Instructions to follow:
Leave the pictures out, and print everything else in the records exactly.

□ □ □ □ □

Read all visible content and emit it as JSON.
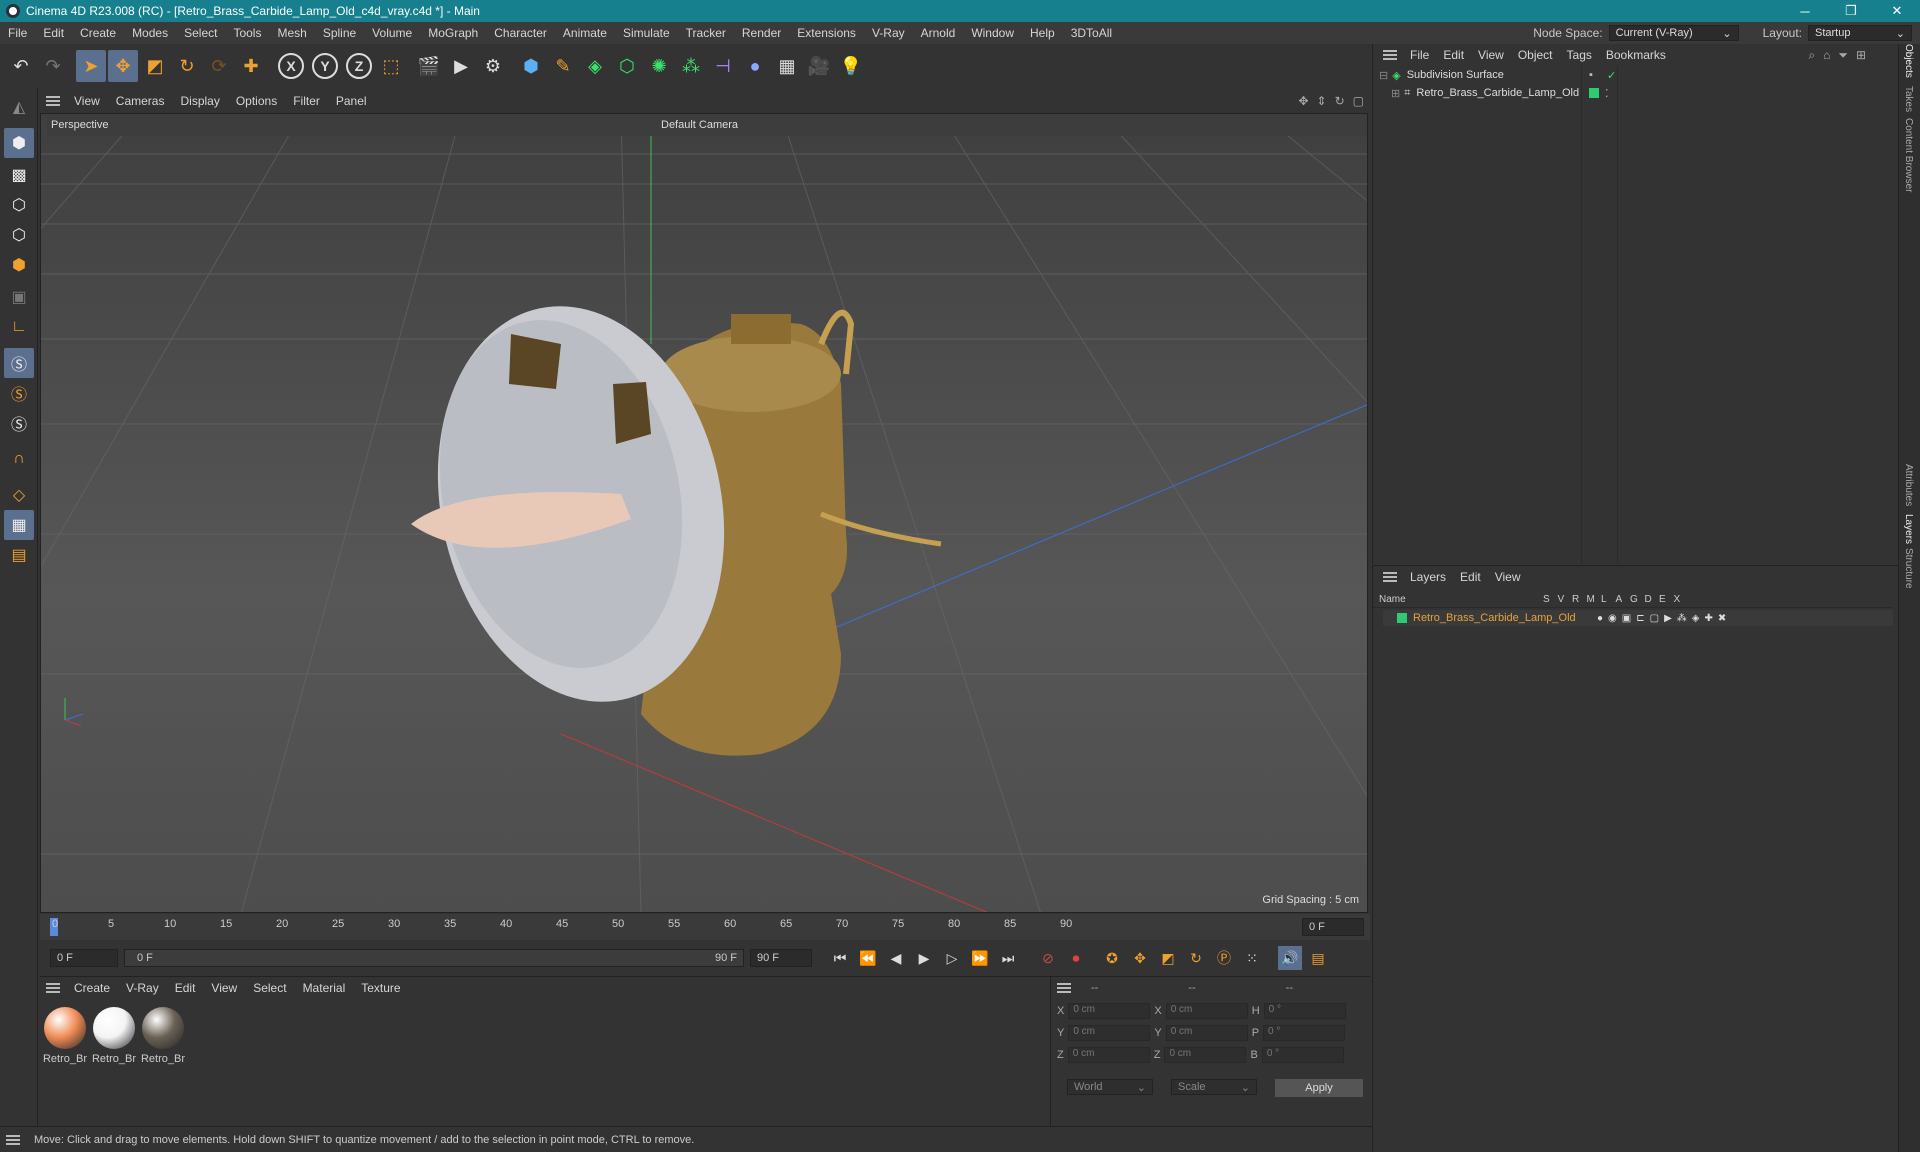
{
  "window": {
    "title": "Cinema 4D R23.008 (RC) - [Retro_Brass_Carbide_Lamp_Old_c4d_vray.c4d *] - Main",
    "minimize": "─",
    "maximize": "❐",
    "close": "✕"
  },
  "menubar": {
    "items": [
      "File",
      "Edit",
      "Create",
      "Modes",
      "Select",
      "Tools",
      "Mesh",
      "Spline",
      "Volume",
      "MoGraph",
      "Character",
      "Animate",
      "Simulate",
      "Tracker",
      "Render",
      "Extensions",
      "V-Ray",
      "Arnold",
      "Window",
      "Help",
      "3DToAll"
    ],
    "node_space_label": "Node Space:",
    "node_space_value": "Current (V-Ray)",
    "layout_label": "Layout:",
    "layout_value": "Startup"
  },
  "viewport": {
    "menu": [
      "View",
      "Cameras",
      "Display",
      "Options",
      "Filter",
      "Panel"
    ],
    "name": "Perspective",
    "camera": "Default Camera",
    "grid_spacing": "Grid Spacing : 5 cm"
  },
  "timeline": {
    "ticks": [
      "0",
      "5",
      "10",
      "15",
      "20",
      "25",
      "30",
      "35",
      "40",
      "45",
      "50",
      "55",
      "60",
      "65",
      "70",
      "75",
      "80",
      "85",
      "90"
    ],
    "current_frame": "0 F",
    "start_field": "0 F",
    "range_start": "0 F",
    "range_end": "90 F",
    "end_field": "90 F"
  },
  "material_manager": {
    "menu": [
      "Create",
      "V-Ray",
      "Edit",
      "View",
      "Select",
      "Material",
      "Texture"
    ],
    "materials": [
      {
        "name": "Retro_Br",
        "color": "#f08b55"
      },
      {
        "name": "Retro_Br",
        "color": "#f4f4f4"
      },
      {
        "name": "Retro_Br",
        "color": "#6b6256"
      }
    ]
  },
  "coordinates": {
    "header": [
      "--",
      "--",
      "--"
    ],
    "rows": [
      {
        "a": "X",
        "av": "0 cm",
        "b": "X",
        "bv": "0 cm",
        "c": "H",
        "cv": "0 °"
      },
      {
        "a": "Y",
        "av": "0 cm",
        "b": "Y",
        "bv": "0 cm",
        "c": "P",
        "cv": "0 °"
      },
      {
        "a": "Z",
        "av": "0 cm",
        "b": "Z",
        "bv": "0 cm",
        "c": "B",
        "cv": "0 °"
      }
    ],
    "space": "World",
    "mode": "Scale",
    "apply": "Apply"
  },
  "status": {
    "text": "Move: Click and drag to move elements. Hold down SHIFT to quantize movement / add to the selection in point mode, CTRL to remove."
  },
  "object_manager": {
    "menu": [
      "File",
      "Edit",
      "View",
      "Object",
      "Tags",
      "Bookmarks"
    ],
    "objects": [
      {
        "name": "Subdivision Surface"
      },
      {
        "name": "Retro_Brass_Carbide_Lamp_Old"
      }
    ]
  },
  "layers": {
    "menu": [
      "Layers",
      "Edit",
      "View"
    ],
    "columns": [
      "Name",
      "S",
      "V",
      "R",
      "M",
      "L",
      "A",
      "G",
      "D",
      "E",
      "X"
    ],
    "items": [
      {
        "name": "Retro_Brass_Carbide_Lamp_Old",
        "color": "#2ecc71"
      }
    ]
  },
  "side_tabs": [
    "Objects",
    "Takes",
    "Content Browser",
    "Attributes",
    "Layers",
    "Structure"
  ],
  "colors": {
    "titlebar": "#17808f",
    "active_tool": "#5b6f8f",
    "layer_name": "#e8a13c"
  }
}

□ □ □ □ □

Your response:
Read all visible content and emit it as JSON.
{
  "window": {
    "title": "Cinema 4D R23.008 (RC) - [Retro_Brass_Carbide_Lamp_Old_c4d_vray.c4d *] - Main",
    "minimize": "─",
    "maximize": "❐",
    "close": "✕"
  },
  "menubar": {
    "items": [
      "File",
      "Edit",
      "Create",
      "Modes",
      "Select",
      "Tools",
      "Mesh",
      "Spline",
      "Volume",
      "MoGraph",
      "Character",
      "Animate",
      "Simulate",
      "Tracker",
      "Render",
      "Extensions",
      "V-Ray",
      "Arnold",
      "Window",
      "Help",
      "3DToAll"
    ],
    "node_space_label": "Node Space:",
    "node_space_value": "Current (V-Ray)",
    "layout_label": "Layout:",
    "layout_value": "Startup"
  },
  "viewport": {
    "menu": [
      "View",
      "Cameras",
      "Display",
      "Options",
      "Filter",
      "Panel"
    ],
    "name": "Perspective",
    "camera": "Default Camera",
    "grid_spacing": "Grid Spacing : 5 cm"
  },
  "timeline": {
    "ticks": [
      "0",
      "5",
      "10",
      "15",
      "20",
      "25",
      "30",
      "35",
      "40",
      "45",
      "50",
      "55",
      "60",
      "65",
      "70",
      "75",
      "80",
      "85",
      "90"
    ],
    "current_frame": "0 F",
    "start_field": "0 F",
    "range_start": "0 F",
    "range_end": "90 F",
    "end_field": "90 F"
  },
  "material_manager": {
    "menu": [
      "Create",
      "V-Ray",
      "Edit",
      "View",
      "Select",
      "Material",
      "Texture"
    ],
    "materials": [
      {
        "name": "Retro_Br",
        "color": "#f08b55"
      },
      {
        "name": "Retro_Br",
        "color": "#f4f4f4"
      },
      {
        "name": "Retro_Br",
        "color": "#6b6256"
      }
    ]
  },
  "coordinates": {
    "header": [
      "--",
      "--",
      "--"
    ],
    "rows": [
      {
        "a": "X",
        "av": "0 cm",
        "b": "X",
        "bv": "0 cm",
        "c": "H",
        "cv": "0 °"
      },
      {
        "a": "Y",
        "av": "0 cm",
        "b": "Y",
        "bv": "0 cm",
        "c": "P",
        "cv": "0 °"
      },
      {
        "a": "Z",
        "av": "0 cm",
        "b": "Z",
        "bv": "0 cm",
        "c": "B",
        "cv": "0 °"
      }
    ],
    "space": "World",
    "mode": "Scale",
    "apply": "Apply"
  },
  "status": {
    "text": "Move: Click and drag to move elements. Hold down SHIFT to quantize movement / add to the selection in point mode, CTRL to remove."
  },
  "object_manager": {
    "menu": [
      "File",
      "Edit",
      "View",
      "Object",
      "Tags",
      "Bookmarks"
    ],
    "objects": [
      {
        "name": "Subdivision Surface"
      },
      {
        "name": "Retro_Brass_Carbide_Lamp_Old"
      }
    ]
  },
  "layers": {
    "menu": [
      "Layers",
      "Edit",
      "View"
    ],
    "columns": [
      "Name",
      "S",
      "V",
      "R",
      "M",
      "L",
      "A",
      "G",
      "D",
      "E",
      "X"
    ],
    "items": [
      {
        "name": "Retro_Brass_Carbide_Lamp_Old",
        "color": "#2ecc71"
      }
    ]
  },
  "side_tabs": [
    "Objects",
    "Takes",
    "Content Browser",
    "Attributes",
    "Layers",
    "Structure"
  ],
  "colors": {
    "titlebar": "#17808f",
    "active_tool": "#5b6f8f",
    "layer_name": "#e8a13c"
  }
}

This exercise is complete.